/---

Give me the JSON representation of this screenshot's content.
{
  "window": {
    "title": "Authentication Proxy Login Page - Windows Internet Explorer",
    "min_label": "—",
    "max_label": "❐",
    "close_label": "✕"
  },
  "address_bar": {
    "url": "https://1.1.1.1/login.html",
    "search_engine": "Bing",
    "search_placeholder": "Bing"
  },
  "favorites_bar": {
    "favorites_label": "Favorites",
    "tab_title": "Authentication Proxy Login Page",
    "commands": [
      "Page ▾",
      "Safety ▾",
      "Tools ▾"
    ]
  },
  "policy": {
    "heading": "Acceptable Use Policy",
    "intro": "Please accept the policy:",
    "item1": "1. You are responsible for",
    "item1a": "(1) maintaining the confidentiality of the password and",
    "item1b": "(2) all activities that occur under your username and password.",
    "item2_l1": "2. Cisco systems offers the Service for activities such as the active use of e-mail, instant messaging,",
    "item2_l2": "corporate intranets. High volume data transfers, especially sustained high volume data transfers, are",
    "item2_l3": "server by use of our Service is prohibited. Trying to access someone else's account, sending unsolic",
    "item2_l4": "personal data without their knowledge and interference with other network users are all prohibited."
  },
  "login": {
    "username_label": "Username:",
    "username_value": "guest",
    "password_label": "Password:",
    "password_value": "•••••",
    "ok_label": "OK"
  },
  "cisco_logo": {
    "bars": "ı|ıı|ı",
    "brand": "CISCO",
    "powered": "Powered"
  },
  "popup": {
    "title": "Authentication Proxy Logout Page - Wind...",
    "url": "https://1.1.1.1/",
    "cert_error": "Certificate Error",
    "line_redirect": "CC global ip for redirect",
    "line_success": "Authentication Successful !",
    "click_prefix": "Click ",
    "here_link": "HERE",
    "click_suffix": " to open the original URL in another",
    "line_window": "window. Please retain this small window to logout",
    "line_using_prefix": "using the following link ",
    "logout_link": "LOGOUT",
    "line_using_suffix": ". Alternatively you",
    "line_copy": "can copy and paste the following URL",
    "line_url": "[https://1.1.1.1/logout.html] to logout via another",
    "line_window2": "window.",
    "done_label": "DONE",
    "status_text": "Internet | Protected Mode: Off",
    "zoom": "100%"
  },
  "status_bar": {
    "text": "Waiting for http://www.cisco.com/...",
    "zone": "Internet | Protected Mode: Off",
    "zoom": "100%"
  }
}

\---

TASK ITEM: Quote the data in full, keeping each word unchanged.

RESULT FOR THIS EXERCISE:
Give me the JSON representation of this screenshot's content.
{
  "window": {
    "title": "Authentication Proxy Login Page - Windows Internet Explorer",
    "min_label": "—",
    "max_label": "❐",
    "close_label": "✕"
  },
  "address_bar": {
    "url": "https://1.1.1.1/login.html",
    "search_engine": "Bing",
    "search_placeholder": "Bing"
  },
  "favorites_bar": {
    "favorites_label": "Favorites",
    "tab_title": "Authentication Proxy Login Page",
    "commands": [
      "Page ▾",
      "Safety ▾",
      "Tools ▾"
    ]
  },
  "policy": {
    "heading": "Acceptable Use Policy",
    "intro": "Please accept the policy:",
    "item1": "1. You are responsible for",
    "item1a": "(1) maintaining the confidentiality of the password and",
    "item1b": "(2) all activities that occur under your username and password.",
    "item2_l1": "2. Cisco systems offers the Service for activities such as the active use of e-mail, instant messaging,",
    "item2_l2": "corporate intranets. High volume data transfers, especially sustained high volume data transfers, are",
    "item2_l3": "server by use of our Service is prohibited. Trying to access someone else's account, sending unsolic",
    "item2_l4": "personal data without their knowledge and interference with other network users are all prohibited."
  },
  "login": {
    "username_label": "Username:",
    "username_value": "guest",
    "password_label": "Password:",
    "password_value": "•••••",
    "ok_label": "OK"
  },
  "cisco_logo": {
    "bars": "ı|ıı|ı",
    "brand": "CISCO",
    "powered": "Powered"
  },
  "popup": {
    "title": "Authentication Proxy Logout Page - Wind...",
    "url": "https://1.1.1.1/",
    "cert_error": "Certificate Error",
    "line_redirect": "CC global ip for redirect",
    "line_success": "Authentication Successful !",
    "click_prefix": "Click ",
    "here_link": "HERE",
    "click_suffix": " to open the original URL in another",
    "line_window": "window. Please retain this small window to logout",
    "line_using_prefix": "using the following link ",
    "logout_link": "LOGOUT",
    "line_using_suffix": ". Alternatively you",
    "line_copy": "can copy and paste the following URL",
    "line_url": "[https://1.1.1.1/logout.html] to logout via another",
    "line_window2": "window.",
    "done_label": "DONE",
    "status_text": "Internet | Protected Mode: Off",
    "zoom": "100%"
  },
  "status_bar": {
    "text": "Waiting for http://www.cisco.com/...",
    "zone": "Internet | Protected Mode: Off",
    "zoom": "100%"
  }
}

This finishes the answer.